MoDOT's planning meeting Tuesday at Jefferson City's McClung Park was the second stop on a nine-city tour around the state.
"Across the state, there's over 1,200 citizens participating in these grass-roots meetings, to identify transportation needs and priorities," Commissioner John W. Briscoe, a New London attorney, told about 100 people gathered in the park's Indoor Pavilion. "Missourians expect their taxes to be spent wisely, to be invested for the highest-priority needs — and that their locally driven projects are to be considered by the planning process."
Briscoe noted MoDOT's planning process "has received national recognition for public involvement."
Tuesday's meeting scheduled five planning groups to make presentations, including the Jefferson City-based Capital Area Metropolitan Planning Organization, or CAMPO.
That group serves a part of southern Callaway County and northern Cole County, including Jefferson City, Holts Summit, St. Martins, Wardsville and Taos.
CAMPO's Katrina Williams noted her agency has 12 main projects for possible MoDOT funding — but the Top 3 are extending third lanes on U.S. 54/63 north of the Missouri River between the bridge and the interchange where 63 heads to Columbia; making improvements at the Tri-Level interchange in Jefferson City; and continuing the improvements on the U.S. 50/63 Expressway between Missouri Boulevard and Clark Avenue.
Central District Engineer Dave Silvester noted he oversees road-and-bridge maintenance in 18 counties, with two major interstates, plus federal highways like U.S. 50, 54 and 63, and state highways like Missouri 179 or 133.

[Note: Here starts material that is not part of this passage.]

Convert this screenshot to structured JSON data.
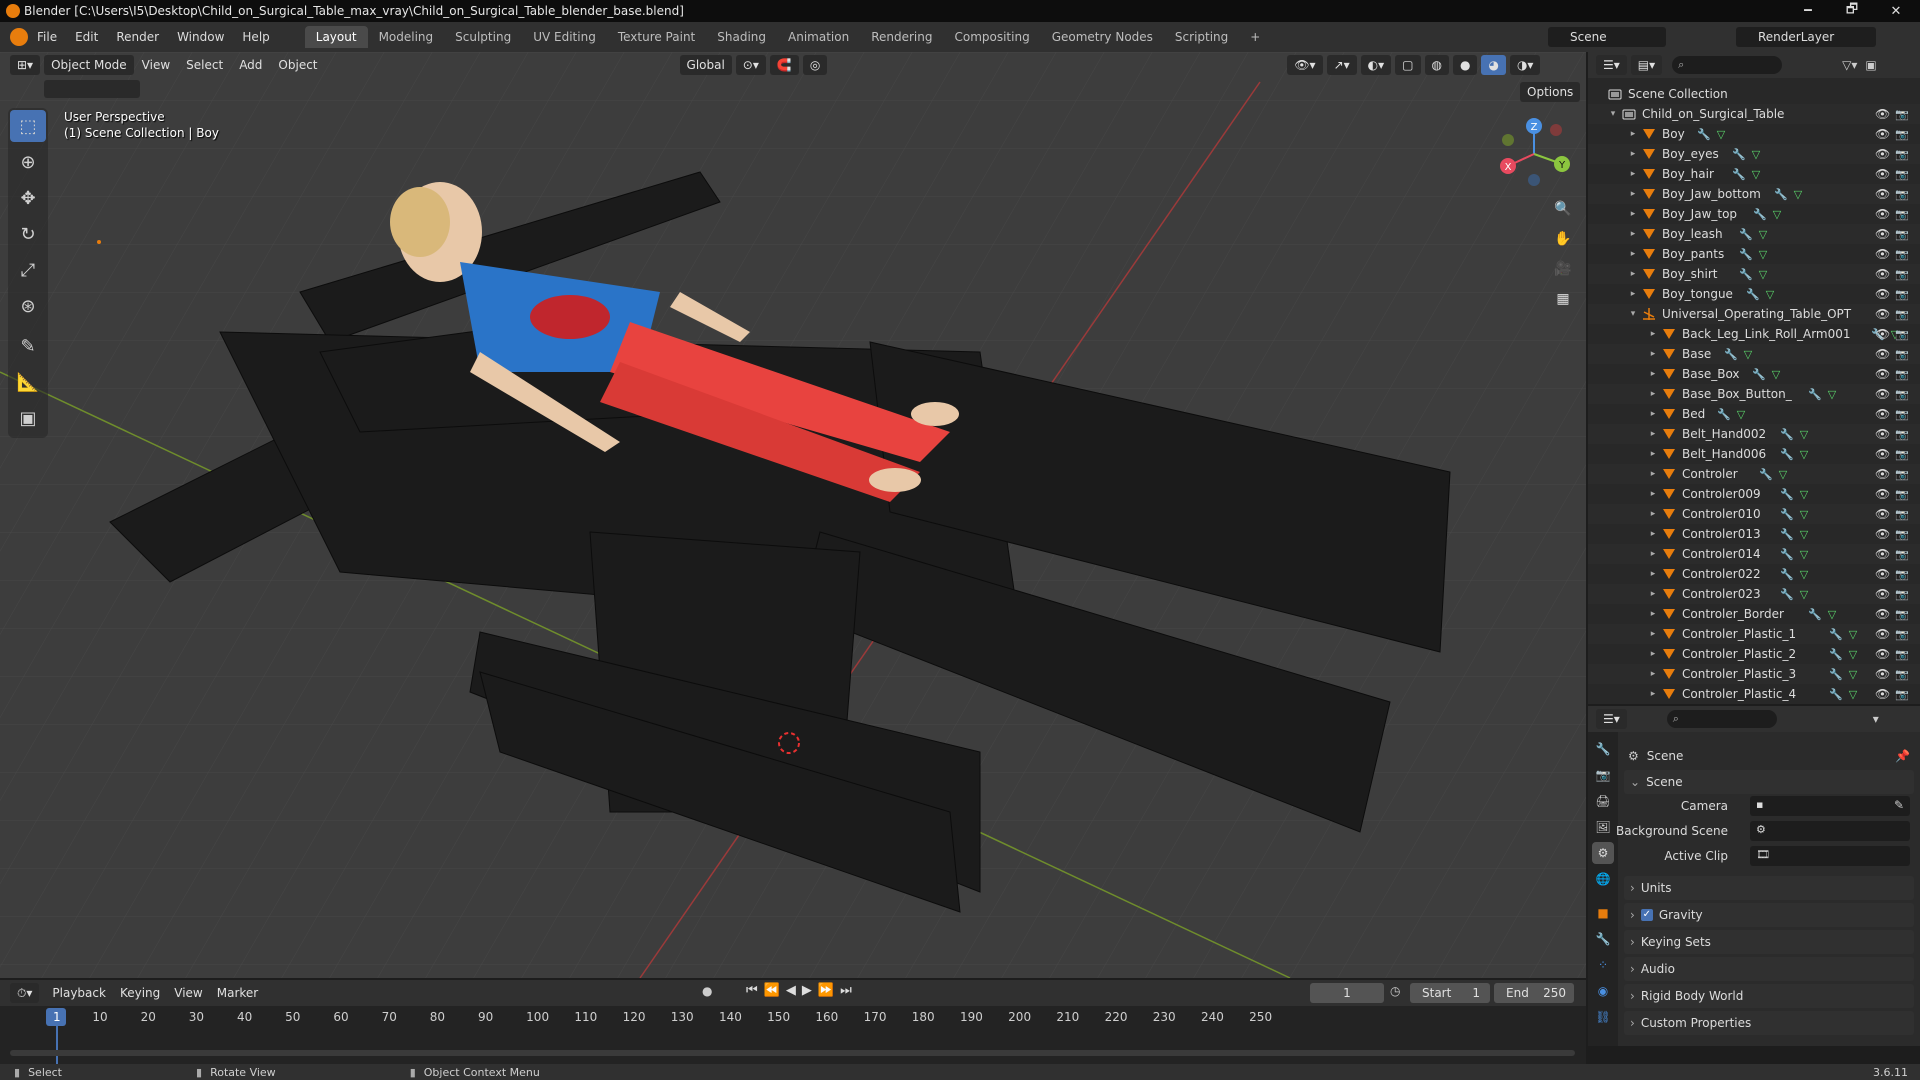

Those roads provide "68 percent of the district's travel," he said, "but it's only about 14 percent of the center-lane miles in the district," while 31 percent of the travel in the district occurs over the "minor" roads covering more than 60 percent of the miles of roads.
Transportation Director Patrick McKenna noted one of the amazing things about transportation in the United States is "the significance of how the entire transportation system works, and how it's important that it all be maintained in a state of good repair, so that you can benefit from it."
But, a "single point of failure" can create problems throughout the nation, he said, citing as one example, the Sioux Docks on a locks-and-dam system in Michigan on the St. Mary's River between Lake Huron and Lake Superior.
It plays a major role in getting iron ore from Wisconsin to smelters in Ohio — and if it fails, "within about 60-90 days, it could affect 15,000 Missouri jobs," mainly in the auto industry, McKenna reported.
Likewise, he said, the Ford plant at Claycomo, north of Kansas City, relies on shipments of truck chassis about every 15 minutes for their ongoing vehicle construction.
McKenna said Ford's inventory plan keeps about 1 hours' supply of chassis for an around-the-clock operation — and every delay costs around $1 million an hour.
That delivery plan uses roads that, McKenna said, need "significant improvement today," at an estimated cost of up to $2 billion.
For example, he said, repairing the Interstate 70 bridge over the Missouri River at Rocheport — a key east-west travel point for the nation — will cut the bridge to one lane in each direction, take about nine months to complete, and cause back-ups that could last up to eight hours.
Briscoe noted the Legislature last year created the 21st Century Missouri Task Force that made a number of recommendations for improved funding for various projects around the state.
He noted the Legislature's placing Proposition D, the proposed 10 cents per gallon fuels tax increase, on to the Nov. 6 ballot was one of the outgrowths of that task force's work.